* [EXERCISE INSTRUCTIONS]:
Search the material for the word "true" and copy every line in which it occurs.

* [INFORMATION GIVEN]:
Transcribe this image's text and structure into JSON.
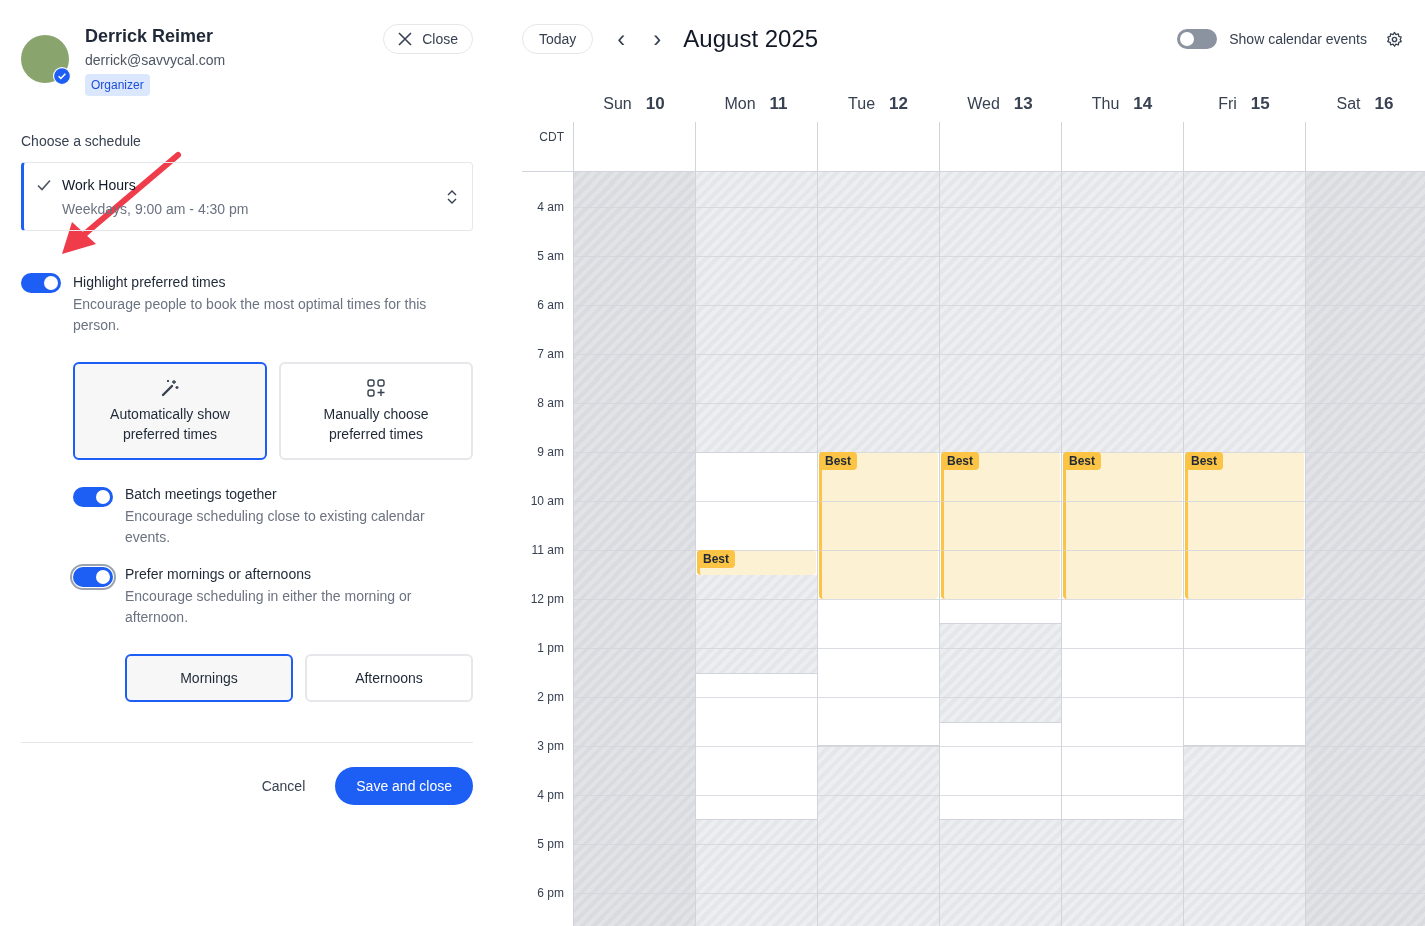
{
  "person": {
    "name": "Derrick Reimer",
    "email": "derrick@savvycal.com",
    "role": "Organizer",
    "verified": true
  },
  "close_button": {
    "label": "Close"
  },
  "schedule": {
    "label": "Choose a schedule",
    "name": "Work Hours",
    "detail": "Weekdays, 9:00 am - 4:30 pm",
    "checked": true
  },
  "highlight": {
    "label": "Highlight preferred times",
    "description": "Encourage people to book the most optimal times for this person.",
    "on": true
  },
  "modes": [
    {
      "label": "Automatically show preferred times",
      "kind": "auto",
      "selected": true
    },
    {
      "label": "Manually choose preferred times",
      "kind": "manual",
      "selected": false
    }
  ],
  "options": [
    {
      "label": "Batch meetings together",
      "description": "Encourage scheduling close to existing calendar events.",
      "on": true,
      "focused": false
    },
    {
      "label": "Prefer mornings or afternoons",
      "description": "Encourage scheduling in either the morning or afternoon.",
      "on": true,
      "focused": true
    }
  ],
  "day_parts": [
    {
      "label": "Mornings",
      "selected": true
    },
    {
      "label": "Afternoons",
      "selected": false
    }
  ],
  "footer": {
    "cancel": "Cancel",
    "save": "Save and close"
  },
  "toolbar": {
    "today": "Today",
    "prev": "‹",
    "next": "›",
    "title": "August 2025",
    "toggle_label": "Show calendar events",
    "toggle_on": false
  },
  "timezone": "CDT",
  "hours": [
    "4 am",
    "5 am",
    "6 am",
    "7 am",
    "8 am",
    "9 am",
    "10 am",
    "11 am",
    "12 pm",
    "1 pm",
    "2 pm",
    "3 pm",
    "4 pm",
    "5 pm",
    "6 pm"
  ],
  "days": [
    {
      "name": "Sun",
      "date": "10",
      "slots": [
        {
          "kind": "off"
        },
        {
          "kind": "off"
        },
        {
          "kind": "off"
        },
        {
          "kind": "off"
        },
        {
          "kind": "off"
        },
        {
          "kind": "off"
        },
        {
          "kind": "off"
        },
        {
          "kind": "off"
        },
        {
          "kind": "off"
        },
        {
          "kind": "off"
        },
        {
          "kind": "off"
        },
        {
          "kind": "off"
        },
        {
          "kind": "off"
        },
        {
          "kind": "off"
        },
        {
          "kind": "off"
        },
        {
          "kind": "off"
        },
        {
          "kind": "off"
        },
        {
          "kind": "off"
        },
        {
          "kind": "off"
        },
        {
          "kind": "off"
        },
        {
          "kind": "off"
        },
        {
          "kind": "off"
        },
        {
          "kind": "off"
        },
        {
          "kind": "off"
        },
        {
          "kind": "off"
        },
        {
          "kind": "off"
        },
        {
          "kind": "off"
        },
        {
          "kind": "off"
        },
        {
          "kind": "off"
        },
        {
          "kind": "off"
        },
        {
          "kind": "off"
        },
        {
          "kind": "off"
        }
      ]
    },
    {
      "name": "Mon",
      "date": "11",
      "best_label": "Best",
      "slots": [
        {
          "kind": "unavailable"
        },
        {
          "kind": "unavailable"
        },
        {
          "kind": "unavailable"
        },
        {
          "kind": "unavailable"
        },
        {
          "kind": "unavailable"
        },
        {
          "kind": "unavailable"
        },
        {
          "kind": "unavailable"
        },
        {
          "kind": "unavailable"
        },
        {
          "kind": "unavailable"
        },
        {
          "kind": "unavailable"
        },
        {
          "kind": "unavailable"
        },
        {
          "kind": "unavailable"
        },
        {
          "kind": "available"
        },
        {
          "kind": "available"
        },
        {
          "kind": "available"
        },
        {
          "kind": "available"
        },
        {
          "kind": "best"
        },
        {
          "kind": "unavailable"
        },
        {
          "kind": "unavailable"
        },
        {
          "kind": "unavailable"
        },
        {
          "kind": "unavailable"
        },
        {
          "kind": "available"
        },
        {
          "kind": "available"
        },
        {
          "kind": "available"
        },
        {
          "kind": "available"
        },
        {
          "kind": "available"
        },
        {
          "kind": "available"
        },
        {
          "kind": "unavailable"
        },
        {
          "kind": "unavailable"
        },
        {
          "kind": "unavailable"
        },
        {
          "kind": "unavailable"
        },
        {
          "kind": "unavailable"
        }
      ]
    },
    {
      "name": "Tue",
      "date": "12",
      "best_label": "Best",
      "slots": [
        {
          "kind": "unavailable"
        },
        {
          "kind": "unavailable"
        },
        {
          "kind": "unavailable"
        },
        {
          "kind": "unavailable"
        },
        {
          "kind": "unavailable"
        },
        {
          "kind": "unavailable"
        },
        {
          "kind": "unavailable"
        },
        {
          "kind": "unavailable"
        },
        {
          "kind": "unavailable"
        },
        {
          "kind": "unavailable"
        },
        {
          "kind": "unavailable"
        },
        {
          "kind": "unavailable"
        },
        {
          "kind": "best"
        },
        {
          "kind": "best"
        },
        {
          "kind": "best"
        },
        {
          "kind": "best"
        },
        {
          "kind": "best"
        },
        {
          "kind": "best"
        },
        {
          "kind": "available"
        },
        {
          "kind": "available"
        },
        {
          "kind": "available"
        },
        {
          "kind": "available"
        },
        {
          "kind": "available"
        },
        {
          "kind": "available"
        },
        {
          "kind": "unavailable"
        },
        {
          "kind": "unavailable"
        },
        {
          "kind": "unavailable"
        },
        {
          "kind": "unavailable"
        },
        {
          "kind": "unavailable"
        },
        {
          "kind": "unavailable"
        },
        {
          "kind": "unavailable"
        },
        {
          "kind": "unavailable"
        }
      ]
    },
    {
      "name": "Wed",
      "date": "13",
      "best_label": "Best",
      "slots": [
        {
          "kind": "unavailable"
        },
        {
          "kind": "unavailable"
        },
        {
          "kind": "unavailable"
        },
        {
          "kind": "unavailable"
        },
        {
          "kind": "unavailable"
        },
        {
          "kind": "unavailable"
        },
        {
          "kind": "unavailable"
        },
        {
          "kind": "unavailable"
        },
        {
          "kind": "unavailable"
        },
        {
          "kind": "unavailable"
        },
        {
          "kind": "unavailable"
        },
        {
          "kind": "unavailable"
        },
        {
          "kind": "best"
        },
        {
          "kind": "best"
        },
        {
          "kind": "best"
        },
        {
          "kind": "best"
        },
        {
          "kind": "best"
        },
        {
          "kind": "best"
        },
        {
          "kind": "available"
        },
        {
          "kind": "unavailable"
        },
        {
          "kind": "unavailable"
        },
        {
          "kind": "unavailable"
        },
        {
          "kind": "unavailable"
        },
        {
          "kind": "available"
        },
        {
          "kind": "available"
        },
        {
          "kind": "available"
        },
        {
          "kind": "available"
        },
        {
          "kind": "unavailable"
        },
        {
          "kind": "unavailable"
        },
        {
          "kind": "unavailable"
        },
        {
          "kind": "unavailable"
        },
        {
          "kind": "unavailable"
        }
      ]
    },
    {
      "name": "Thu",
      "date": "14",
      "best_label": "Best",
      "slots": [
        {
          "kind": "unavailable"
        },
        {
          "kind": "unavailable"
        },
        {
          "kind": "unavailable"
        },
        {
          "kind": "unavailable"
        },
        {
          "kind": "unavailable"
        },
        {
          "kind": "unavailable"
        },
        {
          "kind": "unavailable"
        },
        {
          "kind": "unavailable"
        },
        {
          "kind": "unavailable"
        },
        {
          "kind": "unavailable"
        },
        {
          "kind": "unavailable"
        },
        {
          "kind": "unavailable"
        },
        {
          "kind": "best"
        },
        {
          "kind": "best"
        },
        {
          "kind": "best"
        },
        {
          "kind": "best"
        },
        {
          "kind": "best"
        },
        {
          "kind": "best"
        },
        {
          "kind": "available"
        },
        {
          "kind": "available"
        },
        {
          "kind": "available"
        },
        {
          "kind": "available"
        },
        {
          "kind": "available"
        },
        {
          "kind": "available"
        },
        {
          "kind": "available"
        },
        {
          "kind": "available"
        },
        {
          "kind": "available"
        },
        {
          "kind": "unavailable"
        },
        {
          "kind": "unavailable"
        },
        {
          "kind": "unavailable"
        },
        {
          "kind": "unavailable"
        },
        {
          "kind": "unavailable"
        }
      ]
    },
    {
      "name": "Fri",
      "date": "15",
      "best_label": "Best",
      "slots": [
        {
          "kind": "unavailable"
        },
        {
          "kind": "unavailable"
        },
        {
          "kind": "unavailable"
        },
        {
          "kind": "unavailable"
        },
        {
          "kind": "unavailable"
        },
        {
          "kind": "unavailable"
        },
        {
          "kind": "unavailable"
        },
        {
          "kind": "unavailable"
        },
        {
          "kind": "unavailable"
        },
        {
          "kind": "unavailable"
        },
        {
          "kind": "unavailable"
        },
        {
          "kind": "unavailable"
        },
        {
          "kind": "best"
        },
        {
          "kind": "best"
        },
        {
          "kind": "best"
        },
        {
          "kind": "best"
        },
        {
          "kind": "best"
        },
        {
          "kind": "best"
        },
        {
          "kind": "available"
        },
        {
          "kind": "available"
        },
        {
          "kind": "available"
        },
        {
          "kind": "available"
        },
        {
          "kind": "available"
        },
        {
          "kind": "available"
        },
        {
          "kind": "unavailable"
        },
        {
          "kind": "unavailable"
        },
        {
          "kind": "unavailable"
        },
        {
          "kind": "unavailable"
        },
        {
          "kind": "unavailable"
        },
        {
          "kind": "unavailable"
        },
        {
          "kind": "unavailable"
        },
        {
          "kind": "unavailable"
        }
      ]
    },
    {
      "name": "Sat",
      "date": "16",
      "slots": [
        {
          "kind": "off"
        },
        {
          "kind": "off"
        },
        {
          "kind": "off"
        },
        {
          "kind": "off"
        },
        {
          "kind": "off"
        },
        {
          "kind": "off"
        },
        {
          "kind": "off"
        },
        {
          "kind": "off"
        },
        {
          "kind": "off"
        },
        {
          "kind": "off"
        },
        {
          "kind": "off"
        },
        {
          "kind": "off"
        },
        {
          "kind": "off"
        },
        {
          "kind": "off"
        },
        {
          "kind": "off"
        },
        {
          "kind": "off"
        },
        {
          "kind": "off"
        },
        {
          "kind": "off"
        },
        {
          "kind": "off"
        },
        {
          "kind": "off"
        },
        {
          "kind": "off"
        },
        {
          "kind": "off"
        },
        {
          "kind": "off"
        },
        {
          "kind": "off"
        },
        {
          "kind": "off"
        },
        {
          "kind": "off"
        },
        {
          "kind": "off"
        },
        {
          "kind": "off"
        },
        {
          "kind": "off"
        },
        {
          "kind": "off"
        },
        {
          "kind": "off"
        },
        {
          "kind": "off"
        }
      ]
    }
  ],
  "annotation": {
    "kind": "arrow"
  }
}
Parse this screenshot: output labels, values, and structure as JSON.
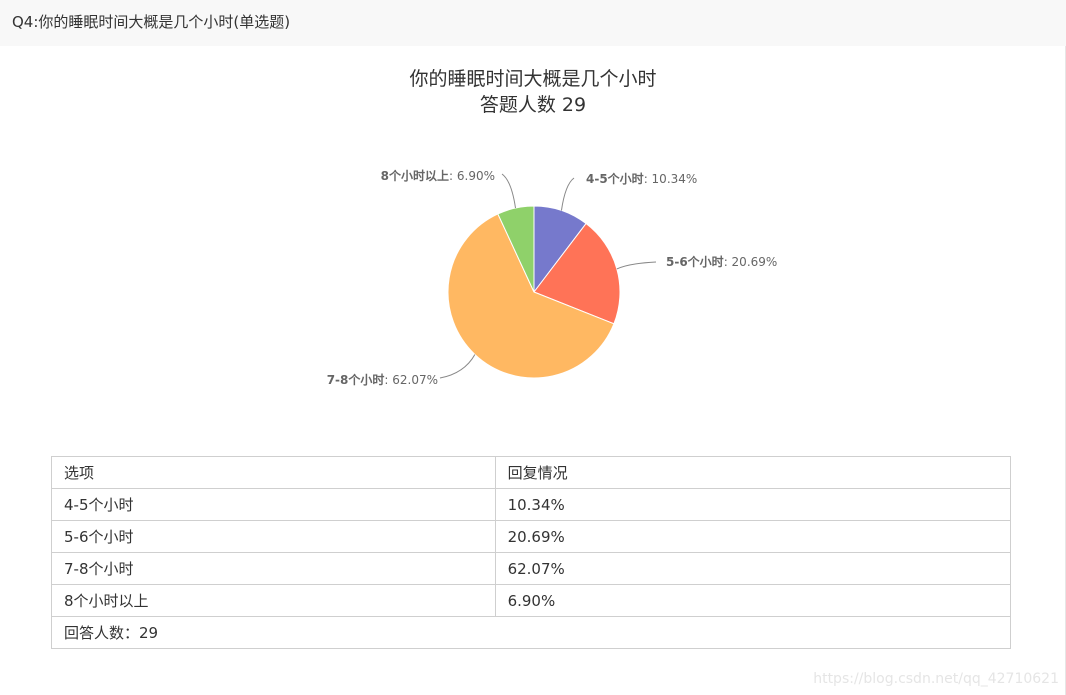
{
  "question": {
    "header": "Q4:你的睡眠时间大概是几个小时(单选题)"
  },
  "chart_data": {
    "type": "pie",
    "title": "你的睡眠时间大概是几个小时",
    "subtitle": "答题人数 29",
    "categories": [
      "4-5个小时",
      "5-6个小时",
      "7-8个小时",
      "8个小时以上"
    ],
    "values": [
      10.34,
      20.69,
      62.07,
      6.9
    ],
    "value_labels": [
      "10.34%",
      "20.69%",
      "62.07%",
      "6.90%"
    ],
    "colors": [
      "#7679cc",
      "#ff7357",
      "#ffb862",
      "#8fd16a"
    ],
    "start": "top",
    "direction": "clockwise"
  },
  "table": {
    "headers": [
      "选项",
      "回复情况"
    ],
    "rows": [
      {
        "option": "4-5个小时",
        "result": "10.34%"
      },
      {
        "option": "5-6个小时",
        "result": "20.69%"
      },
      {
        "option": "7-8个小时",
        "result": "62.07%"
      },
      {
        "option": "8个小时以上",
        "result": "6.90%"
      }
    ],
    "footer": "回答人数：29"
  },
  "watermark": "https://blog.csdn.net/qq_42710621"
}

* [WRITTEN SOLUTION]:
    "verified": true
    "checked": true
    "on": true
      "selected": true
      "on": true,
      "on": true,
      "focused": true
      "selected": true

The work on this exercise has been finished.